The security checkpoint at an airport can serve as your own personal Ninja Warrior-style gauntlet, with shoe removal maneuvers, body scanners, and mile-long lines. But what about the folks on the other side… the Transportation Security Administration (TSA) officers on duty? If you think you’re in a pissy mood, imagine having to screen approximately two million frequently attitude-y passengers daily and over 700 million every year.
“Passengers tell us we’re “a waste of tax money and a joke,” says a current TSA officer at the Newark Liberty International Airport in New Jersey, who spoke to us anonymously for this story. Well, that’s a fine how-do-you-do! And let’s just call that one of the nicer comments.

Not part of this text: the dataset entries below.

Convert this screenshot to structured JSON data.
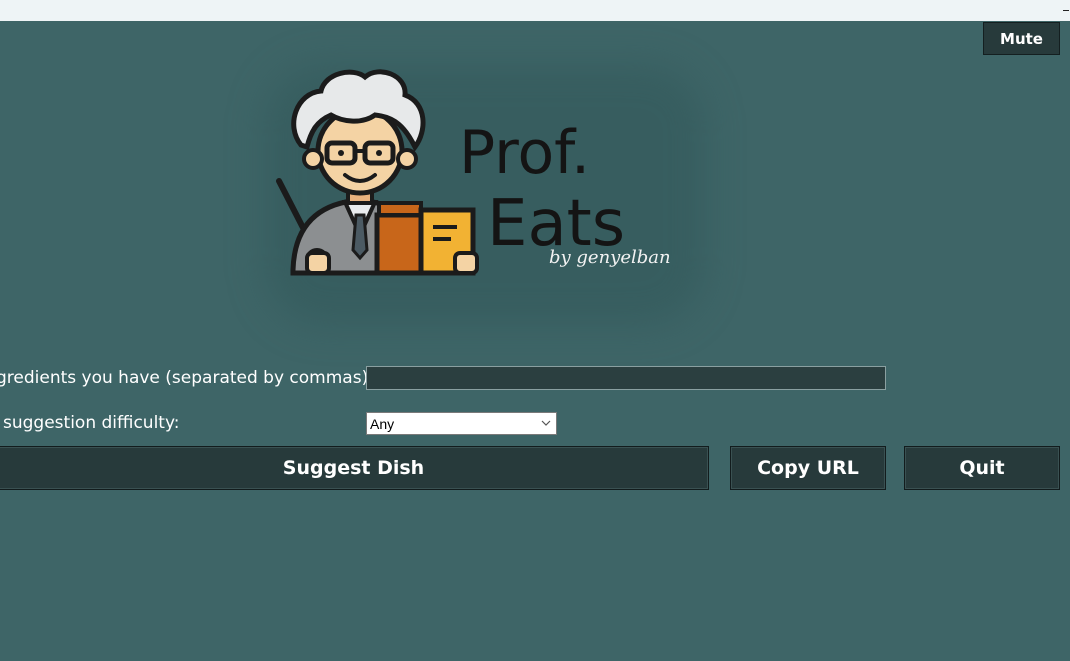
{
  "window": {
    "minimize_glyph": ""
  },
  "toolbar": {
    "mute_label": "Mute"
  },
  "logo": {
    "title_line1": "Prof.",
    "title_line2": "Eats",
    "byline": "by genyelban"
  },
  "form": {
    "ingredients_label": "gredients you have (separated by commas):",
    "ingredients_value": "",
    "difficulty_label": " suggestion difficulty:",
    "difficulty_selected": "Any"
  },
  "actions": {
    "suggest_label": "Suggest Dish",
    "copy_url_label": "Copy URL",
    "quit_label": "Quit"
  },
  "colors": {
    "background": "#3e6567",
    "button": "#273a3b",
    "input": "#2b3f40",
    "accent_orange": "#c8661a",
    "accent_yellow": "#f2b233"
  }
}
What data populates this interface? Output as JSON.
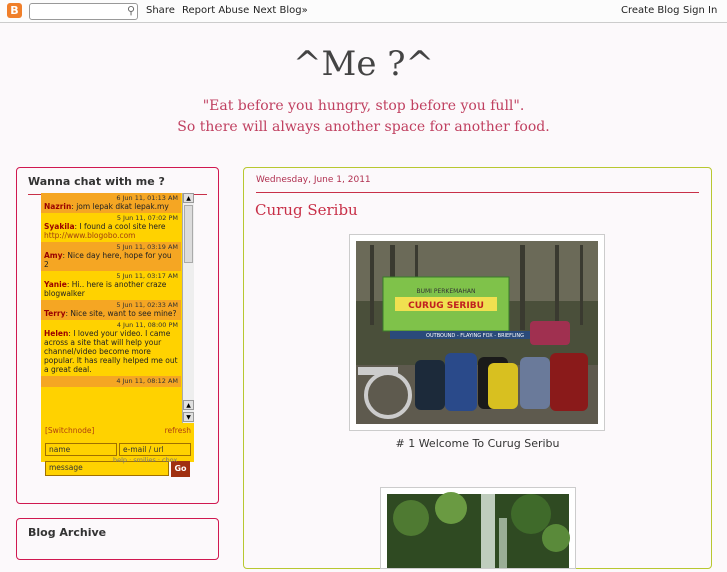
{
  "navbar": {
    "logo": "B",
    "search_value": "",
    "share": "Share",
    "report": "Report Abuse",
    "next": "Next Blog»",
    "create": "Create Blog",
    "signin": "Sign In"
  },
  "header": {
    "title": "^Me ?^",
    "desc_line1": "\"Eat before you hungry, stop before you full\".",
    "desc_line2": "So there will always another space for another food."
  },
  "sidebar": {
    "chat_title": "Wanna chat with me ?",
    "archive_title": "Blog Archive",
    "chat": {
      "messages": [
        {
          "time": "6 Jun 11, 01:13 AM",
          "nick": "Nazrin",
          "text": ": jom lepak dkat lepak.my",
          "link": ""
        },
        {
          "time": "5 Jun 11, 07:02 PM",
          "nick": "Syakila",
          "text": ": I found a cool site here",
          "link": "http://www.blogobo.com"
        },
        {
          "time": "5 Jun 11, 03:19 AM",
          "nick": "Amy",
          "text": ": Nice day here, hope for you 2",
          "link": ""
        },
        {
          "time": "5 Jun 11, 03:17 AM",
          "nick": "Yanie",
          "text": ": Hi.. here is another craze blogwalker",
          "link": ""
        },
        {
          "time": "5 Jun 11, 02:33 AM",
          "nick": "Terry",
          "text": ": Nice site, want to see mine?",
          "link": ""
        },
        {
          "time": "4 Jun 11, 08:00 PM",
          "nick": "Helen",
          "text": ": I loved your video. I came across a site that will help your channel/video become more popular. It has really helped me out a great deal.",
          "link": ""
        },
        {
          "time": "4 Jun 11, 08:12 AM",
          "nick": "",
          "text": "",
          "link": ""
        }
      ],
      "switchnode": "[Switchnode]",
      "refresh": "refresh",
      "name_placeholder": "name",
      "email_placeholder": "e-mail / url",
      "message_placeholder": "message",
      "go": "Go",
      "footer": "help · smilies · cbox"
    }
  },
  "post": {
    "date": "Wednesday, June 1, 2011",
    "title": "Curug Seribu",
    "caption": "# 1 Welcome To Curug Seribu",
    "banner_top": "BUMI PERKEMAHAN",
    "banner_main": "CURUG SERIBU",
    "banner_bottom": "OUTBOUND - FLAYING FOX - BRIEFLING"
  },
  "colors": {
    "accent": "#c83048",
    "chat_bg": "#ffd200",
    "chat_alt": "#f5a623",
    "main_border": "#b8c830"
  }
}
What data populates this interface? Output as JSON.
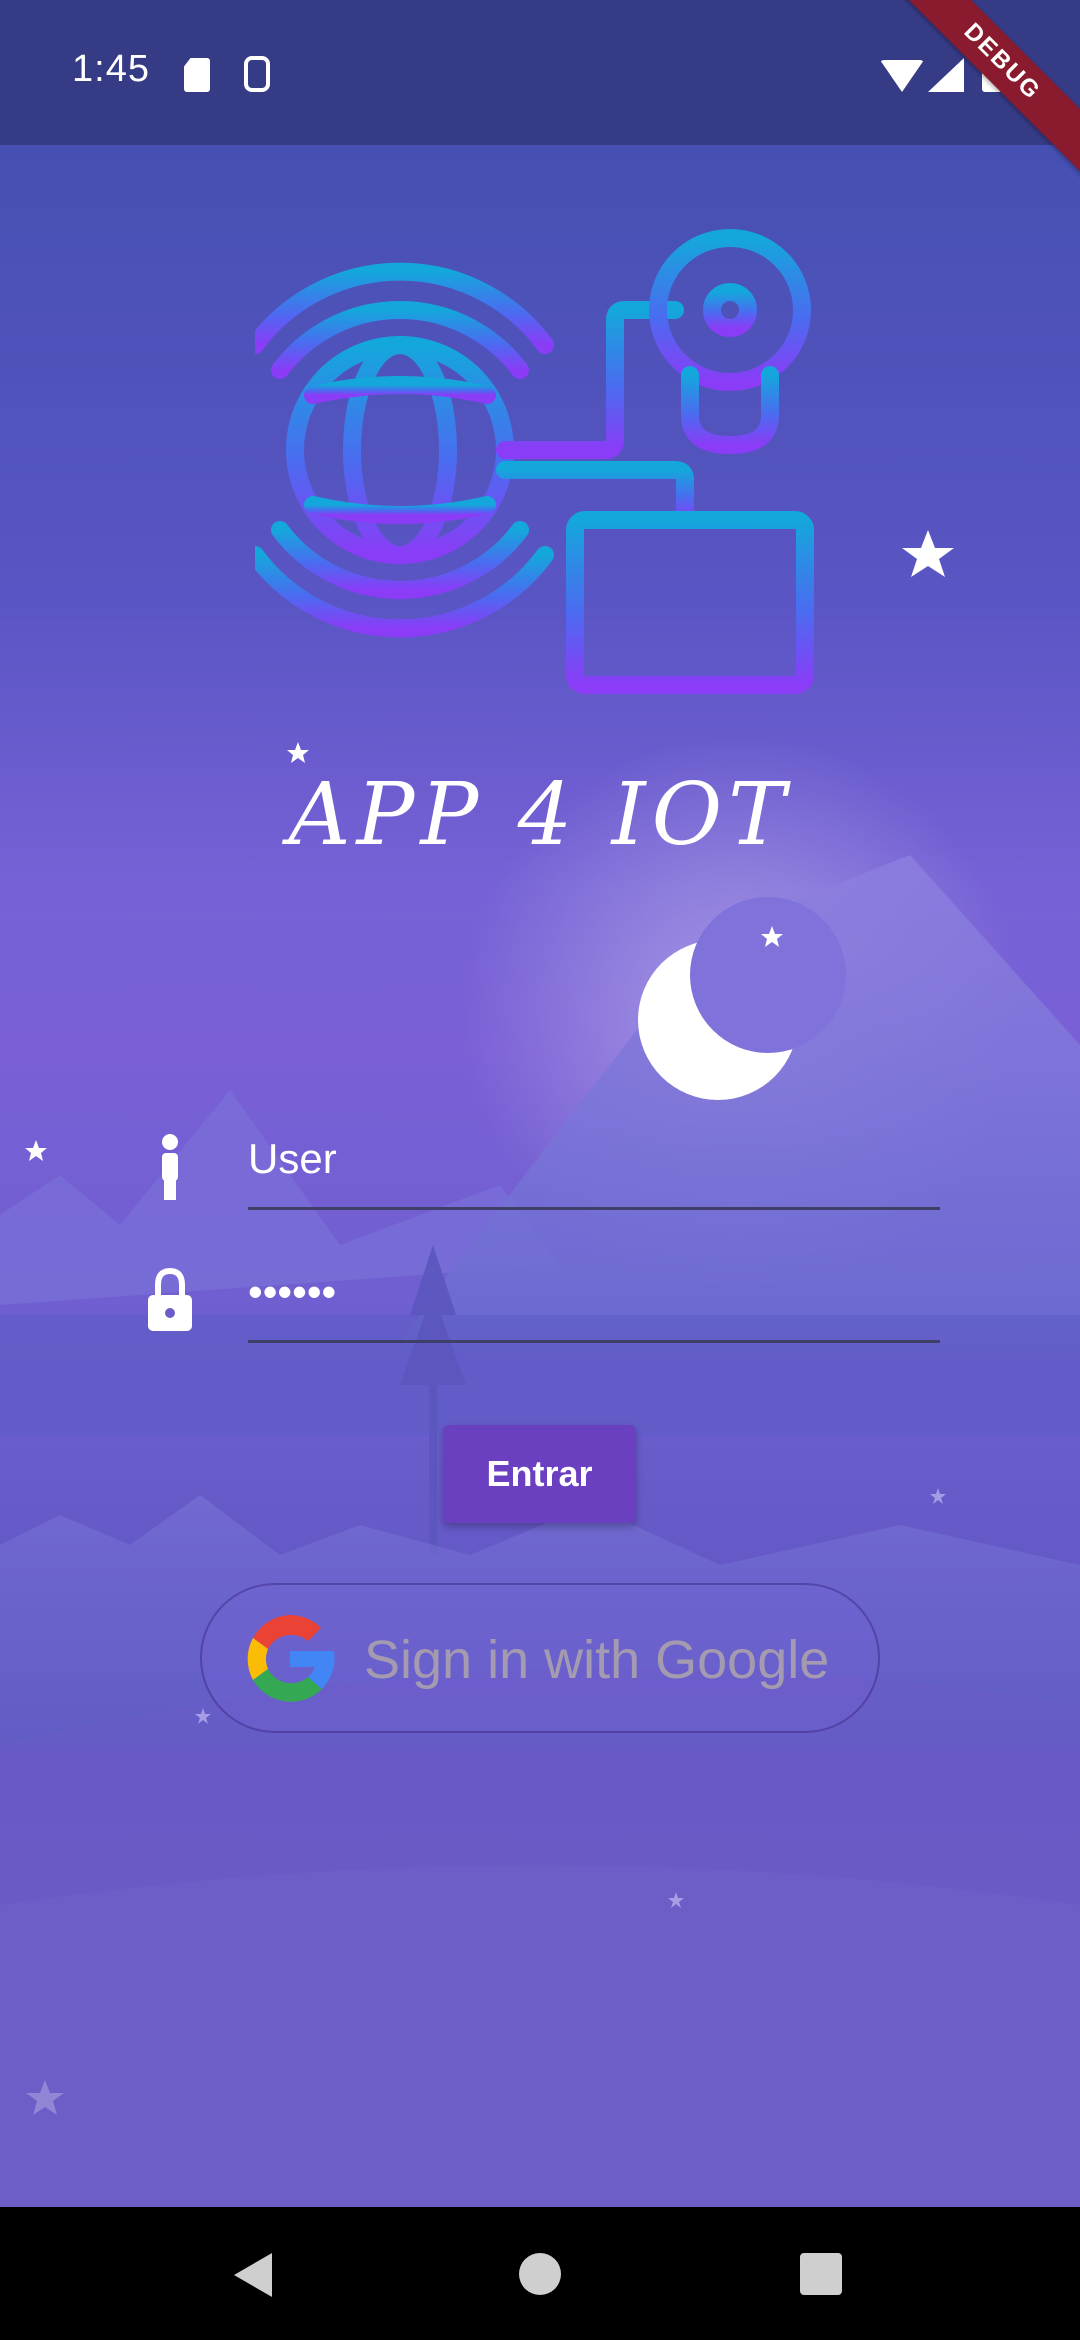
{
  "status_bar": {
    "time": "1:45"
  },
  "debug_banner": {
    "label": "DEBUG"
  },
  "app": {
    "title": "APP 4 IOT"
  },
  "login_form": {
    "user_field": {
      "value": "User"
    },
    "password_field": {
      "value": "••••••"
    },
    "submit_label": "Entrar"
  },
  "google_signin": {
    "label": "Sign in with Google"
  },
  "colors": {
    "status_bar": "#363b86",
    "button": "#6a3fc0",
    "background_top": "#4650b2",
    "background_mid": "#7a5fd6",
    "logo_gradient_top": "#14a7dc",
    "logo_gradient_bottom": "#8a3cf6"
  },
  "icons": [
    "sd-card-icon",
    "sim-icon",
    "wifi-icon",
    "signal-icon",
    "battery-icon",
    "person-icon",
    "lock-icon",
    "google-logo",
    "back-icon",
    "home-icon",
    "recents-icon"
  ]
}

Despite what some travelers may think, “We’re trying to get you through as fast as we can,” says the officer, whose job includes screening passengers according to an ever-changing set of procedures. In order to make the screening process less of a headache for you — and for them — listen, be patient, and don’t commit these common gaffes that drive TSA agents crazy.
1. Leaving crap in your pockets
The officer we spoke with could not stress this point enough. While most travelers will remove metal objects like keys and coins, they should remove everything from their pockets. According to the TSA, those high-tech Automated Image Technology scanners detect both metallic and non-metallic items. That means even items like tissues, driver’s licenses, and passports will raise suspicion and result in a pat-down. Also, “the body scanner is not radioactive,” our officer says, adding that many folks hesitate when stepping into the machines, which can cause line back-ups.
2. Fighting over rules they didn’t make up
“I understand that it’s a bottle of water,” our officer says with sympathy, but the maximum limit for liquids is 3.4 ounces and they all must fit in a one quart-size bag. So your water bottle probably fails that test. You can (and should) bring an empty bottle through the checkpoint to fill up after the screening process though.
3. Forgetting (or refusing) to take off your shoes
In December 2001, failed “shoe bomber” Richard Reid hid wires and explosives in his shoes on a flight from Paris to Miami. Because of that, the TSA began randomly searching passengers’ shoes. In 2006, the agency issued a mandate stating that all shoes be removed when going through security. If you don’t want to show off your socks again, apply for TSA Precheck. If approved, you won’t need to remove your shoes, laptop, liquids, belt, or jacket.
4. Packing something utterly out of bounds
According to the agency, TSA officers collected 1,861 firearms in the first six months of this year, about 20 percent more than were collected in the first six months of 2016. When asked, many passengers say they simply forgot they were carrying a gun. Oops. Other “um, really?!” objects include grenades, swords, and a propane canister.